Home Introduction Early Years Post WWII Wrap Up


Pinky, directed by Elia Kazan and released in 1949, is one of the best films about passing ever made. The audience is brought into the passing character's community to witness why she decided to pass and how a community (white and black) responded to her decision. The passing character, a light-skinned black nurse who has been passing for white in the north, Pinky, played by white actress Jeanne Crain, returns to Mississipi to visit her grandmother (Ethel Waters as Granny) while she contemplates a marriage proposal from her white boyfriend. Granny, sacrificed her own life so that Pinky would have opportunities that would not have otherwise been available to her. Throughout the film Granny is working cleaning clothes and serving other people. Unlike the other parents of passing figures, her grandmother acknowledges the difficulties of being black, while also reprimanding Pinky for commiting what she considers to be a sin. (Note: In many passing films, the dialogue implies that race and community are natural instead of social. Religion is the tool used most often in dialogues about the shame of passing.)

Granny also tries to convince Pinky of her responsibilities to her community. This is one of the few popular films that acknowledges and represents a black community (in Imitation of Life, Annie alludes to one but the audience is never allowed to see it, Lost Boundaries is another passing film that depicts both black and white communities). Pinky, who by this point in the film has lived as white for quite a few years, feels conflicted about this community and though she decides to serve the black community at the end of the film, there are many moments before the end when she decides to leave her home because she had become used to "being treated like a human being".

Like the other popular passing films, one of the most important relationships in this film is between two women, white and black. As a way of repaying her grandmother's debt to an old "friend" who nursed her through sickness (and also employed her as a domestic servant), Pinky nurses Miss Em. Miss Em (Ethel Barrymore) is a cranky, wealthy, old woman who used to throw all of the black children off of her property. He relationship with Pinky is one of the most interesting interracial relationships in a passing film. In Imitation of Life and Showboat, the passing characters worked for the white women they befriended. The working relationships were not traditional but the power dynamic was present. In Pinky, Pinky has the right to leave Miss Em whenever she chooses and demonstrates her annoyance at the power games played by the old woman (in a pathetic attempt to maintain racial and power relationships). Up to this point, Miss Em is the only white character to engage in a full discussion about passing in film. However, like the black characters, Miss Em has conflicting emotions about Pinky. In the end, through her will, she decides to reward Pinky (and Granny) by giving Pinky her home.

Pinky is forced to make a decision that will change her life: to return to her old life with Tom (her boyfriend), or to stay in the black/"her" community. Tom, the understanding, and naiive boyfriend, begs ther to join him and complains that he does not understand her commitment to "these" people. It is not clear that Pinky really understands this commitment either, and like other passing characters, she mentions her people without really ever demonstrating a connection to that community.

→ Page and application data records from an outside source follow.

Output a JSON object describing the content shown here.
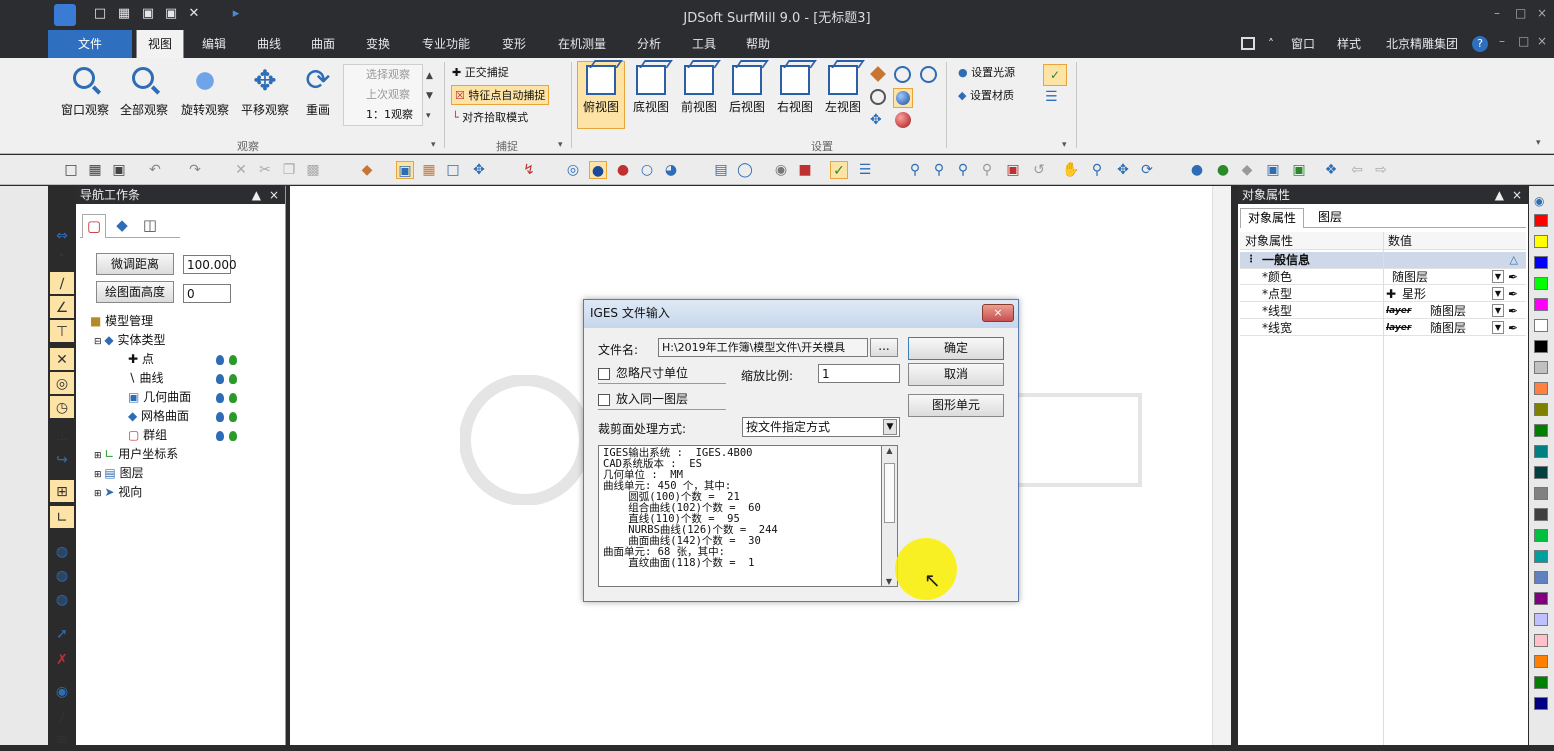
{
  "app": {
    "title": "JDSoft SurfMill 9.0 - [无标题3]",
    "window": {
      "min": "–",
      "max": "□",
      "close": "×"
    }
  },
  "menu": {
    "file": "文件",
    "tabs": [
      "视图",
      "编辑",
      "曲线",
      "曲面",
      "变换",
      "专业功能",
      "变形",
      "在机测量",
      "分析",
      "工具",
      "帮助"
    ],
    "right": {
      "window": "窗口",
      "style": "样式",
      "company": "北京精雕集团",
      "help": "?"
    }
  },
  "ribbon": {
    "observe": {
      "buttons": [
        "窗口观察",
        "全部观察",
        "旋转观察",
        "平移观察",
        "重画"
      ],
      "small": [
        "选择观察",
        "上次观察",
        "1：1观察"
      ],
      "label": "观察"
    },
    "snap": {
      "items": [
        "正交捕捉",
        "特征点自动捕捉",
        "对齐拾取模式"
      ],
      "label": "捕捉"
    },
    "settings": {
      "views": [
        "俯视图",
        "底视图",
        "前视图",
        "后视图",
        "右视图",
        "左视图"
      ],
      "light": "设置光源",
      "material": "设置材质",
      "label": "设置"
    }
  },
  "nav": {
    "title": "导航工作条",
    "fine_label": "微调距离",
    "fine_value": "100.000",
    "draw_label": "绘图面高度",
    "draw_value": "0",
    "tree": {
      "root": "模型管理",
      "entity": "实体类型",
      "children": [
        "点",
        "曲线",
        "几何曲面",
        "网格曲面",
        "群组"
      ],
      "ucs": "用户坐标系",
      "layer": "图层",
      "view": "视向"
    }
  },
  "dialog": {
    "title": "IGES 文件输入",
    "file_label": "文件名:",
    "file_value": "H:\\2019年工作簿\\模型文件\\开关模具",
    "browse": "...",
    "ok": "确定",
    "cancel": "取消",
    "unit_btn": "图形单元",
    "ignore_unit": "忽略尺寸单位",
    "same_layer": "放入同一图层",
    "scale_label": "缩放比例:",
    "scale_value": "1",
    "trim_label": "裁剪面处理方式:",
    "trim_value": "按文件指定方式",
    "info": [
      "IGES输出系统 :  IGES.4B00",
      "CAD系统版本 :  ES",
      "几何单位 :  MM",
      "曲线单元: 450 个，其中:",
      "    圆弧(100)个数 =  21",
      "    组合曲线(102)个数 =  60",
      "    直线(110)个数 =  95",
      "    NURBS曲线(126)个数 =  244",
      "    曲面曲线(142)个数 =  30",
      "曲面单元: 68 张，其中:",
      "    直纹曲面(118)个数 =  1"
    ]
  },
  "props": {
    "title": "对象属性",
    "tabs": [
      "对象属性",
      "图层"
    ],
    "col_prop": "对象属性",
    "col_value": "数值",
    "section": "一般信息",
    "rows": [
      {
        "name": "*颜色",
        "value": "随图层"
      },
      {
        "name": "*点型",
        "value": "星形"
      },
      {
        "name": "*线型",
        "value": "随图层",
        "tag": "layer"
      },
      {
        "name": "*线宽",
        "value": "随图层",
        "tag": "layer"
      }
    ]
  },
  "palette": [
    "#ff0000",
    "#ffff00",
    "#0000ff",
    "#00ff00",
    "#ff00ff",
    "#ffffff",
    "#000000",
    "#c0c0c0",
    "#ff8040",
    "#808000",
    "#008000",
    "#008080",
    "#004040",
    "#808080",
    "#404040",
    "#00c040",
    "#00a0a0",
    "#6080c0",
    "#800080",
    "#c0c0ff",
    "#ffc0cb",
    "#ff8000",
    "#008000",
    "#000080"
  ],
  "colors": {
    "accent": "#2f6fc0",
    "dark": "#2b2d30",
    "highlight": "#fde3a5"
  }
}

In the end of the film, Pinky decides to sacrifice her own happiness to stay with "her people" and use Miss Em's house to start a nurses teaching hospital. This ending places the character Pinky in the company of all other passing characters in films, as the tragic mulatta. Despite the new social consciousness demonstrated in many other parts of the film, Pinky uses many of the same storylines and visual images as other passing films: violence against the passing figure, generational conflict, undying loyalty to white people, strife between blacks because of skin color, emphasis on traditional communities and rejection of cities, and education as a tool to escape blackness.